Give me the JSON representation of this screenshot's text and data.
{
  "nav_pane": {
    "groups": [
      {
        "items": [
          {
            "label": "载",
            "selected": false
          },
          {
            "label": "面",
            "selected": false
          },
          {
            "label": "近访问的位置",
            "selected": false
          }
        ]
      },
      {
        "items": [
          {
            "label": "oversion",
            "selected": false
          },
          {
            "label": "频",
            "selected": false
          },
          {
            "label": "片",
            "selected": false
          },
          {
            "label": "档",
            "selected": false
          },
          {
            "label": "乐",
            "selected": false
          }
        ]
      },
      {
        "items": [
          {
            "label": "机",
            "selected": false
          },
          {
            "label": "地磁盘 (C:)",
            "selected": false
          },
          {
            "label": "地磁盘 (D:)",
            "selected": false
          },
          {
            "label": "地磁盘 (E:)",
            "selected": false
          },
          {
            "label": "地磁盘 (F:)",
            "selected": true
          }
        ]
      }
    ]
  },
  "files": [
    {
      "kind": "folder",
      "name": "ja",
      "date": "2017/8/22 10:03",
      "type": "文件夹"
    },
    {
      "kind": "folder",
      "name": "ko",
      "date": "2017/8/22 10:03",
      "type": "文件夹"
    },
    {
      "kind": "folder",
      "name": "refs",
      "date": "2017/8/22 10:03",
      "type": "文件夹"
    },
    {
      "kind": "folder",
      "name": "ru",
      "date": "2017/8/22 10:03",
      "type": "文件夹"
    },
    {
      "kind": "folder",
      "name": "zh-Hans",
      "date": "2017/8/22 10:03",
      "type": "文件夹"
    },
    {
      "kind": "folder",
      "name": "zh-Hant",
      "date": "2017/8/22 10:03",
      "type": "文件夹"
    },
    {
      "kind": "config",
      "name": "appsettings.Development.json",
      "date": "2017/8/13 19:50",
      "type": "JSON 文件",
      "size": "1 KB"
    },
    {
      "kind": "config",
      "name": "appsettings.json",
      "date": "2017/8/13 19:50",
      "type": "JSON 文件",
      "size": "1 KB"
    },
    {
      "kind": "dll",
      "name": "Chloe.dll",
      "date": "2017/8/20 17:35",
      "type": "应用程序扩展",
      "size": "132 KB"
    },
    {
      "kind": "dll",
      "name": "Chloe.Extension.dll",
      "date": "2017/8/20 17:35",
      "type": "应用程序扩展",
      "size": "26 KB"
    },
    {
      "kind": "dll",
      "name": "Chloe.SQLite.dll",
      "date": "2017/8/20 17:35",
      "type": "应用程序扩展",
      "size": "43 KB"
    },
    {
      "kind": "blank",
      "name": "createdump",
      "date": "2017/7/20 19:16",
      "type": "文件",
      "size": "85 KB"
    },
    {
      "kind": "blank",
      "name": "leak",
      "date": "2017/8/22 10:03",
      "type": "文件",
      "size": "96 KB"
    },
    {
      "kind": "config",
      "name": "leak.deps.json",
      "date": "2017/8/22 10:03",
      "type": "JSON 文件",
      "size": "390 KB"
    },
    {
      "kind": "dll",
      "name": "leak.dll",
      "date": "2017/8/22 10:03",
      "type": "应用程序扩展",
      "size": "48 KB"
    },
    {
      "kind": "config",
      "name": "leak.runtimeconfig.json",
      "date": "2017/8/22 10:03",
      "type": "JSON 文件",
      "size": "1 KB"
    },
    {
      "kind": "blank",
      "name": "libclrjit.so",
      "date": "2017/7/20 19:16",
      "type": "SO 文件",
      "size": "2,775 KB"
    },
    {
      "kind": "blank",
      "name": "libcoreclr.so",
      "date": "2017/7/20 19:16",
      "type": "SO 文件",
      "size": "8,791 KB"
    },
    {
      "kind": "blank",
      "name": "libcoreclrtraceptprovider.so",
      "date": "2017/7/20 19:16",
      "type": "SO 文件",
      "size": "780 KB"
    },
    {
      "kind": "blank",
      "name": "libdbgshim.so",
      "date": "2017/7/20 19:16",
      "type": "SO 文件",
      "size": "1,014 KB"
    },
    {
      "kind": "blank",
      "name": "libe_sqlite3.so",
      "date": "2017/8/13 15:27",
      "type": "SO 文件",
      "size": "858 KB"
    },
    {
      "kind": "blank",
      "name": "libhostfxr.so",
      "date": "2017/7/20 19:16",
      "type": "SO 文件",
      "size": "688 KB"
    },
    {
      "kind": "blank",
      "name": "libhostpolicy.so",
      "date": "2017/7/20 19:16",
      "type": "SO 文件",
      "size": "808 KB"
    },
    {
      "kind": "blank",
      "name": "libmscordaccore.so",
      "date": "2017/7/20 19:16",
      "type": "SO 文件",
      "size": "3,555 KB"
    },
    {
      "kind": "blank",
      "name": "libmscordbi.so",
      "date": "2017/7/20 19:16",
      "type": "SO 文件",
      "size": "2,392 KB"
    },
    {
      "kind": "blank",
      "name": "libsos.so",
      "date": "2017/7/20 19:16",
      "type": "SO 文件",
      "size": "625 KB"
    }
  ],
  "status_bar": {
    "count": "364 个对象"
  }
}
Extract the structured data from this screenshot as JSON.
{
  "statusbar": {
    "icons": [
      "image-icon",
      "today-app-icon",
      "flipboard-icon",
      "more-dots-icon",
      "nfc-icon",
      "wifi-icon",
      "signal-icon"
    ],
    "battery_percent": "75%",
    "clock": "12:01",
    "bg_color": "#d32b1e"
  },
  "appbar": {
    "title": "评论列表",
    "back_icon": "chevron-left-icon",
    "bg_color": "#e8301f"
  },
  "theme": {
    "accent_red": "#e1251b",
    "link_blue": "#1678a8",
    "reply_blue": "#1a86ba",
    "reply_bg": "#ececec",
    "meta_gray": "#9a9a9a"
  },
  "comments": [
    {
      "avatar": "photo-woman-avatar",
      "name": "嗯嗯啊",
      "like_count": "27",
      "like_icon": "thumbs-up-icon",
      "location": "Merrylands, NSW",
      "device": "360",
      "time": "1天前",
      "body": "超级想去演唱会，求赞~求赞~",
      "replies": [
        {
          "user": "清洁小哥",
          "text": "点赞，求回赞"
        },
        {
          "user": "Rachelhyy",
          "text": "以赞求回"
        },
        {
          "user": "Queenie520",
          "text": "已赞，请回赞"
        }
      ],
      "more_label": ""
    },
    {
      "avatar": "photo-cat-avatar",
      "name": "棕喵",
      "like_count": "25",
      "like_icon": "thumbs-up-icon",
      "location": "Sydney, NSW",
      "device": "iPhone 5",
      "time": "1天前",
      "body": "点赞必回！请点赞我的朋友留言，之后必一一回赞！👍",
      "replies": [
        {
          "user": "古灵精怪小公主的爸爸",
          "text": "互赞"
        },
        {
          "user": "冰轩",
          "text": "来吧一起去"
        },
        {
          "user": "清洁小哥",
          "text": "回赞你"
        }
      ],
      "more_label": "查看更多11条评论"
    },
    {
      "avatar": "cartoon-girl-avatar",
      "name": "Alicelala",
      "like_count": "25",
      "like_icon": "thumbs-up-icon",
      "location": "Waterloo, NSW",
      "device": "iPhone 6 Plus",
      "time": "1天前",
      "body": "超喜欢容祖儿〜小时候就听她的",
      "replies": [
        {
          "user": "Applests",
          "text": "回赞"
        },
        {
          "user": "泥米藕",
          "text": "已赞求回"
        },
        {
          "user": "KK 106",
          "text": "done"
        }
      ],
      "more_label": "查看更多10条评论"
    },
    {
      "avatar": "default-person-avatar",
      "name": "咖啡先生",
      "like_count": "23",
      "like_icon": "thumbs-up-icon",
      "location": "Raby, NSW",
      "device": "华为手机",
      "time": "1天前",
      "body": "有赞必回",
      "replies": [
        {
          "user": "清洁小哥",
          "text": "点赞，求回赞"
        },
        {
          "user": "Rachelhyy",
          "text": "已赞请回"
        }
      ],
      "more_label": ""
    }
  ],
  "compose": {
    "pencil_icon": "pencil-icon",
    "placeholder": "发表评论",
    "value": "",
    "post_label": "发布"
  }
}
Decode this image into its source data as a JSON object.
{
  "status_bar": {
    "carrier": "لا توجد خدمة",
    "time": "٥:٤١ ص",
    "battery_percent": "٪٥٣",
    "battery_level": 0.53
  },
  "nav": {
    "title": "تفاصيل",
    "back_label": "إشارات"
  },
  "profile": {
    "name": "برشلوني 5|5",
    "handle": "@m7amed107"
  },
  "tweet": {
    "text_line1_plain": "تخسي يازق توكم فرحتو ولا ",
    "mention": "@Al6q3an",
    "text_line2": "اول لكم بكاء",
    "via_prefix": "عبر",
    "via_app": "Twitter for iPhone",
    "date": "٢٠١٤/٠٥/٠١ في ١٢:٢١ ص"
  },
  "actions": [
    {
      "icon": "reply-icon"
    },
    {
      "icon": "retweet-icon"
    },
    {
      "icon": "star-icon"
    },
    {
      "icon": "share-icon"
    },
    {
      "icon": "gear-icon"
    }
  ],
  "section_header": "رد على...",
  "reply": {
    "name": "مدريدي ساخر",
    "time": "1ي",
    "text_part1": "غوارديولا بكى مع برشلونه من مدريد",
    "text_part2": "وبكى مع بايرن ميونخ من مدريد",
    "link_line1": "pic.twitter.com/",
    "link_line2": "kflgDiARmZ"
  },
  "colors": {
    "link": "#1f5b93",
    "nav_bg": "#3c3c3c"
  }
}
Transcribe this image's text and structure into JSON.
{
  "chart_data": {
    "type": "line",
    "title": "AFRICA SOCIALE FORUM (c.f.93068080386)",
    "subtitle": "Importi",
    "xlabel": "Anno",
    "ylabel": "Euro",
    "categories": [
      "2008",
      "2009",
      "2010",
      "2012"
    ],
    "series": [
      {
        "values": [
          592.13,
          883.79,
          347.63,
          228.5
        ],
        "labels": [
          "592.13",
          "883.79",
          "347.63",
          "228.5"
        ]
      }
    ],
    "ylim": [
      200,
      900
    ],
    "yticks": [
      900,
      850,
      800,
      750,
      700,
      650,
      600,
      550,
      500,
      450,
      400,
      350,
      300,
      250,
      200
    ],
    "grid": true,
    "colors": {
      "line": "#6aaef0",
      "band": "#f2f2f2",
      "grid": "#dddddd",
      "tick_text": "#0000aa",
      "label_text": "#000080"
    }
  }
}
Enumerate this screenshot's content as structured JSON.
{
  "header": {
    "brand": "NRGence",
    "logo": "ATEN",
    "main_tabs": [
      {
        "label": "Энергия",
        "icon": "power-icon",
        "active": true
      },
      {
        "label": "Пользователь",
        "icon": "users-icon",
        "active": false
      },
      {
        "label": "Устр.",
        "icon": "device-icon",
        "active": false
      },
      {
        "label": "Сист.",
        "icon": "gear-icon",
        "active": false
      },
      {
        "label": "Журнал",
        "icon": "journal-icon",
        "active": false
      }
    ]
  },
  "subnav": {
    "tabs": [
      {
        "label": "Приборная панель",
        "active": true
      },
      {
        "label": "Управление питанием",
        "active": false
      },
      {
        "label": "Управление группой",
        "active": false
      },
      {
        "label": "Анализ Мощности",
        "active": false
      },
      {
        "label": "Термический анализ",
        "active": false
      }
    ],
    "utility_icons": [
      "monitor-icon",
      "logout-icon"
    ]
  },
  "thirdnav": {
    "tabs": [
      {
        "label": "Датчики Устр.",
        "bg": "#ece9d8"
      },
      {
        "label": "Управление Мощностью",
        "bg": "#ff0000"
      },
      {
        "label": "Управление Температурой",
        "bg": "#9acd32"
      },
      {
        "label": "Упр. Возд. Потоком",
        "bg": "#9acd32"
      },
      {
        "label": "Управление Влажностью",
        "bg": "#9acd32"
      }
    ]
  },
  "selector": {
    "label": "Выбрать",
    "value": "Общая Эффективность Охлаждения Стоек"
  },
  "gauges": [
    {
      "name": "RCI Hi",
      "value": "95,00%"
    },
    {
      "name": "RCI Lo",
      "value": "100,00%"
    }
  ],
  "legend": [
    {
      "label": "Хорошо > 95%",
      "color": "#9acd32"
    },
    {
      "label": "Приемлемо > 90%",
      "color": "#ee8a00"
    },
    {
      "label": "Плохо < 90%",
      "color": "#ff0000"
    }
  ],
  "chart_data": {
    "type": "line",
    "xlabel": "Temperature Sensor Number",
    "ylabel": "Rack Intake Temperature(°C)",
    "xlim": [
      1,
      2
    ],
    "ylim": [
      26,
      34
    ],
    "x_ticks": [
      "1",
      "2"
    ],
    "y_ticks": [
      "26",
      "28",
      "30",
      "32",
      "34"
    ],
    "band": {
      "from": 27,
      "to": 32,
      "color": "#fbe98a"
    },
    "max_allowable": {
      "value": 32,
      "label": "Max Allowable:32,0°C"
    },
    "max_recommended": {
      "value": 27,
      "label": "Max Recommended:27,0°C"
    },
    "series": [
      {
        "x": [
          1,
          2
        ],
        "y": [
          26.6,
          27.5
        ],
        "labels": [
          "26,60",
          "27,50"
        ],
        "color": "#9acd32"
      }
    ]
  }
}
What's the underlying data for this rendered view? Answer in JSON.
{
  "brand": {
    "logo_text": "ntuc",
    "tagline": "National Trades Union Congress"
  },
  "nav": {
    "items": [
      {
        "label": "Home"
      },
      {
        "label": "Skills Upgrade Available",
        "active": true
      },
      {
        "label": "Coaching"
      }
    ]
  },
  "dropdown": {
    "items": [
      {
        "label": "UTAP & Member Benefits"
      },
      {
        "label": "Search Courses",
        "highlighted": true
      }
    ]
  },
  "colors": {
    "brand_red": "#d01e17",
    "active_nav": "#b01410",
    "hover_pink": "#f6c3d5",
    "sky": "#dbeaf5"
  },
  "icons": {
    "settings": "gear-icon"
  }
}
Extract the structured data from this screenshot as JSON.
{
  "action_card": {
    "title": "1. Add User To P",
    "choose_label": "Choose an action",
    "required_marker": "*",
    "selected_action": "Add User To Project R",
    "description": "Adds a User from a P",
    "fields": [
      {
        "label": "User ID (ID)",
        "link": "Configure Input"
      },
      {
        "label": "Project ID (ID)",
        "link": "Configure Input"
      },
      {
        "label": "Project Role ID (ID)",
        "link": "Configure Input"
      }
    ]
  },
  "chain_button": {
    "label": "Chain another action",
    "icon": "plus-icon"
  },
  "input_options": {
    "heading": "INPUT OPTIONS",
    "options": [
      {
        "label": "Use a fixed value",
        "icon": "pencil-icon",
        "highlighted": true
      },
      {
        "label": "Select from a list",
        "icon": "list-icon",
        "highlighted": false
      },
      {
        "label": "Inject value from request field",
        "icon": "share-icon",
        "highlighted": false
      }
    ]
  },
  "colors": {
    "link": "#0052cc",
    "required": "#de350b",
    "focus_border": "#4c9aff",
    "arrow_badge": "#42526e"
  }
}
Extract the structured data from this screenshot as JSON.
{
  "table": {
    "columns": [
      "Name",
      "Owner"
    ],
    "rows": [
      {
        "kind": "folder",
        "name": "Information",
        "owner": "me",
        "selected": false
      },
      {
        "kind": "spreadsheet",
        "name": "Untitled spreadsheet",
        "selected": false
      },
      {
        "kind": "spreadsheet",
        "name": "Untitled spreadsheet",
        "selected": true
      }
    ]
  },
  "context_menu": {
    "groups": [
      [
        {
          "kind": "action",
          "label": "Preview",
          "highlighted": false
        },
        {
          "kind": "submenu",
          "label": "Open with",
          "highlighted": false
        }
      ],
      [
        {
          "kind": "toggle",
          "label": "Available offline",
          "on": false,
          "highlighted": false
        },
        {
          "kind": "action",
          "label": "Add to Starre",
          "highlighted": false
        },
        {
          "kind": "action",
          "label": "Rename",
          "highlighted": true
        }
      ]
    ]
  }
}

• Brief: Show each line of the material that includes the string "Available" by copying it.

• Answer for this exercise:
        "label": "Skills Upgrade Available",
          "label": "Available offline",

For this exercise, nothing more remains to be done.